In a horrifying vision of the future, criminals rule society. Fifteen-year-old Alex and his friends participated in shockingly heinous and violent acts. After being captured by the State, authorities try to forcibly rehabilitate Alex. Questioning free will and morality, I can see why A Clockwork Orange is often listed as one of the best modern novels. Still, I will admit it’s one of my least favorite books, and not just because the entire story is written in a strange made-up slang.
At the end of World War III, a small group of survivors awaits for the coming nuclear fallout to descent upon them in southern Australia. When a faint morse code signal arrives, American submarine captain Commander Dwight Towers leads his crew into the ruined world in search of survivors.

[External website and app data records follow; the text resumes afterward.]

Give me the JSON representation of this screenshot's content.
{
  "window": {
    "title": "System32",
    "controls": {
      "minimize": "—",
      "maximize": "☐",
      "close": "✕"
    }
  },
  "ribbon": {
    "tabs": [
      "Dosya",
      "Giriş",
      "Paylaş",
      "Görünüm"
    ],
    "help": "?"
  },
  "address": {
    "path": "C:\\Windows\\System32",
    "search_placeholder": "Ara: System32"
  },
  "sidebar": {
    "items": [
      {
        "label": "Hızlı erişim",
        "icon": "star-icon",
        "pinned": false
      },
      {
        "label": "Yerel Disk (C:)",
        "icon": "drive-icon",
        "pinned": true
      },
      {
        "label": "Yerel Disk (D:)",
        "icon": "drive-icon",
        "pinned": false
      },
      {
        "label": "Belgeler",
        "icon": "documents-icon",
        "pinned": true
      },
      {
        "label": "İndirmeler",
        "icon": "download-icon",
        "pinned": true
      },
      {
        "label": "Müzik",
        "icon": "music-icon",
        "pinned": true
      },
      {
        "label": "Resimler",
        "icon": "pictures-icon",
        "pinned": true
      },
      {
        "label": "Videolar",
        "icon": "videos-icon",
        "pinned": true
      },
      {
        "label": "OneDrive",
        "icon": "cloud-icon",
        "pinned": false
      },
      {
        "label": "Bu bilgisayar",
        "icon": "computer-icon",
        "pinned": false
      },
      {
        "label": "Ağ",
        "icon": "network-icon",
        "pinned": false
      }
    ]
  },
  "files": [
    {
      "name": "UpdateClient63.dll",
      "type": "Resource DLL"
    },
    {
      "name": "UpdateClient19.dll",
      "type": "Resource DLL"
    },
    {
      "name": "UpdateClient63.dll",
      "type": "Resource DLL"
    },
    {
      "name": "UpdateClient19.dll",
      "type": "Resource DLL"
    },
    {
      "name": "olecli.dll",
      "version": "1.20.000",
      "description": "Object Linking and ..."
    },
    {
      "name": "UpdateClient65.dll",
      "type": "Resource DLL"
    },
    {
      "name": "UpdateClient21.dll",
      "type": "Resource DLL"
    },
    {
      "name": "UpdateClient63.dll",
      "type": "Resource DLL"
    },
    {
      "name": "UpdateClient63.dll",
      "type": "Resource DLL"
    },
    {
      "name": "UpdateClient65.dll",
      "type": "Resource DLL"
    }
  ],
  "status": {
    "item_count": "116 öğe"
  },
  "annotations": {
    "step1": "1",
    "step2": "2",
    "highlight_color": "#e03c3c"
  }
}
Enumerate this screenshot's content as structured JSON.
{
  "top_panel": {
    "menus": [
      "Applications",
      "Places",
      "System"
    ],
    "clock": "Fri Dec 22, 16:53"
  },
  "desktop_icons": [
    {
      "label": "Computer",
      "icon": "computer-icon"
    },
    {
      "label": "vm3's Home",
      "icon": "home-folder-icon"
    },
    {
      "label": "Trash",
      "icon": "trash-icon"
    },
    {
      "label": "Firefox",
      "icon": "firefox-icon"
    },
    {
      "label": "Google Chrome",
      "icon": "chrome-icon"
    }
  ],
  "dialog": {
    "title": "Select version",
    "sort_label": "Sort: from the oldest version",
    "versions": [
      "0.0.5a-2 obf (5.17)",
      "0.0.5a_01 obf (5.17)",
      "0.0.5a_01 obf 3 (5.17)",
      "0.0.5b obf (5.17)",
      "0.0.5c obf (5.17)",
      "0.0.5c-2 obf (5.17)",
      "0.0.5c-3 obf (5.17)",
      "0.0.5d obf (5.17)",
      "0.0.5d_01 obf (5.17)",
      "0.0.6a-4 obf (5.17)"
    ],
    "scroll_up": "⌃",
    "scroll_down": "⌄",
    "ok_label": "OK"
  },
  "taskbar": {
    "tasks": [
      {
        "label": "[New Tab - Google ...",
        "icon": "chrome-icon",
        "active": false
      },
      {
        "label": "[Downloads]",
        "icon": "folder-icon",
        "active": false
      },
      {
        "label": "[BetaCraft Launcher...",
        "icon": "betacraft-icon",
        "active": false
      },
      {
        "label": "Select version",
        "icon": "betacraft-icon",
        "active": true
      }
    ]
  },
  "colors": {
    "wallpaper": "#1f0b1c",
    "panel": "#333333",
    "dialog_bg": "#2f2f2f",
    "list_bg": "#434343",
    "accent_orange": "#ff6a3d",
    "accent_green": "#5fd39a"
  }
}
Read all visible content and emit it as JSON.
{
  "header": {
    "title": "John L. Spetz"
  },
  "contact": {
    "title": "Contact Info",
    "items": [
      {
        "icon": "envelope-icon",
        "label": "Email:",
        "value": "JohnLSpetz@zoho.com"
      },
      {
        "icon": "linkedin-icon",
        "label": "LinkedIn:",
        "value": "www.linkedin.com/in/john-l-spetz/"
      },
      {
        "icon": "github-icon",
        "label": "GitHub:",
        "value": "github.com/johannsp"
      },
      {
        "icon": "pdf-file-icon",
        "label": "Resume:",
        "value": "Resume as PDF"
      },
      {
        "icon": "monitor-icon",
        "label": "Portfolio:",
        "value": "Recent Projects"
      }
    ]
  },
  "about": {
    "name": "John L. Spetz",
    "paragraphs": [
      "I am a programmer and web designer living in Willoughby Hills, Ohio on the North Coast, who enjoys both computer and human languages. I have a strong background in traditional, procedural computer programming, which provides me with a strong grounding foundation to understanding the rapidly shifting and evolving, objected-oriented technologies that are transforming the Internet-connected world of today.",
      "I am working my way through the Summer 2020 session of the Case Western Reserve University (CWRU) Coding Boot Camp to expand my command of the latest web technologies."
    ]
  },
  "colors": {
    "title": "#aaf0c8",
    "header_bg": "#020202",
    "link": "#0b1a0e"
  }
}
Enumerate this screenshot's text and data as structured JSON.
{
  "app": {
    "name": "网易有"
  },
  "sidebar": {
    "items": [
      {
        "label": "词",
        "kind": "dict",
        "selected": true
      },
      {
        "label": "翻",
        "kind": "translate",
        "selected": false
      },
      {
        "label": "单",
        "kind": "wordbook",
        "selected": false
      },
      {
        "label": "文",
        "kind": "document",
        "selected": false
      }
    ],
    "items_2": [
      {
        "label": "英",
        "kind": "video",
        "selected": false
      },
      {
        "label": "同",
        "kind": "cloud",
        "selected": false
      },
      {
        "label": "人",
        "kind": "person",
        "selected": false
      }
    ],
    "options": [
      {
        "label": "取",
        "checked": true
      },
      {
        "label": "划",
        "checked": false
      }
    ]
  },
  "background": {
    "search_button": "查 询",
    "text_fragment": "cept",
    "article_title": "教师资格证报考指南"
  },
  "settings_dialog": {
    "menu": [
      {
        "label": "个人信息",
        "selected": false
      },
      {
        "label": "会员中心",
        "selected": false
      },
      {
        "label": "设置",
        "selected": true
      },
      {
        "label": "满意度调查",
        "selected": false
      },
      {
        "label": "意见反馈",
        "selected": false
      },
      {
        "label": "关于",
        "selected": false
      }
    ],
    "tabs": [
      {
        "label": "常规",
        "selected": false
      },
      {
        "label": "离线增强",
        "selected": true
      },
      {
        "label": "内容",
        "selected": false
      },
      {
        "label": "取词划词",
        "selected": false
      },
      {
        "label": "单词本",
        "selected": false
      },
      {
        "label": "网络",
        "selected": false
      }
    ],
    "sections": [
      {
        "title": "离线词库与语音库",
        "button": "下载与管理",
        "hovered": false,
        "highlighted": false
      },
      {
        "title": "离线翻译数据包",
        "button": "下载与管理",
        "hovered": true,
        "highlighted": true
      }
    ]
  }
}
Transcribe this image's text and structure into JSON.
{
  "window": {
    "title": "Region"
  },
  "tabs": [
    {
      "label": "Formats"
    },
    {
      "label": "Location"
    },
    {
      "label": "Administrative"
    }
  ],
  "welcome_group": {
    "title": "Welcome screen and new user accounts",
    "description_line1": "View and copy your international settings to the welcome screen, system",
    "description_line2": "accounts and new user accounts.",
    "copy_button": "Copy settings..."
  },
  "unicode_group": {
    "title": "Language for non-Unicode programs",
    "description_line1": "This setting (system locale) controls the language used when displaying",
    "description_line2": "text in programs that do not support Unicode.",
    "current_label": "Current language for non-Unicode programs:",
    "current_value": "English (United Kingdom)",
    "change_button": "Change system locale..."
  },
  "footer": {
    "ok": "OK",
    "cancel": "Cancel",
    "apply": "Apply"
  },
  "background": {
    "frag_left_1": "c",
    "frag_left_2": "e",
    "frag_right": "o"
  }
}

In a coastal town in North Africa, a plague slowly begins to spread. Dr. Rieux tries to warn about the impending disaster, but authorities are slow to listen. Eventually, the entire town is sealed off, driving some to cowardly escape plans and others to unselfish heroism. Not exactly a dystopian story, I felt it fit given our current coronavirus crisis.
Just so you know, Sinclair Lewis is one of my favorite authors. He has some great books satirizing the hypocrisy of America’s middle class. However, with the start of the Great Depression, Lewis needed a new topic to write about. It Can’t Happen Here depicts the rise of a political demagogue to the Presidency of the United States. With surprising accurate parallels to Donald Trump’s ascendancy to the presidency, Lewis’s novel has hit a second wind recently. However, the parallels don’t extend very far. In the novel, a dictatorship is set up within a week of the inauguration and America’s complacent citizens just let fascism steamroll them.
Check out the Best Dystopian Books for Teens!
Nonfiction Dystopian Books
Although COVID-19 has had far-reaching ramifications, its symptoms seem quite pleasant against those of ebola. The highly infectious virus which causes massive internal hemorrhaging is not as contagious but has over a 50% mortality rate. Preston thrillingly recounts the history of viral hemorrhagic diseases and details a terrifying incident where one was discovered at a primate facility outside of Washington, D.C.
Well-known Nightline anchor Ted Koppel reveals just how precarious our electrical grid is in his investigative book. With a targeted attack, terrorists could cripple the United States’ power grid, leaving tens of millions without power for weeks or even months. Koppel points out the failure of the US government to prepare for such a scenario and highlights how some individuals and communities have prepared for the worst. A terrifying look at an all-too-possible future.
What do you think are the best dystopian novels for adults?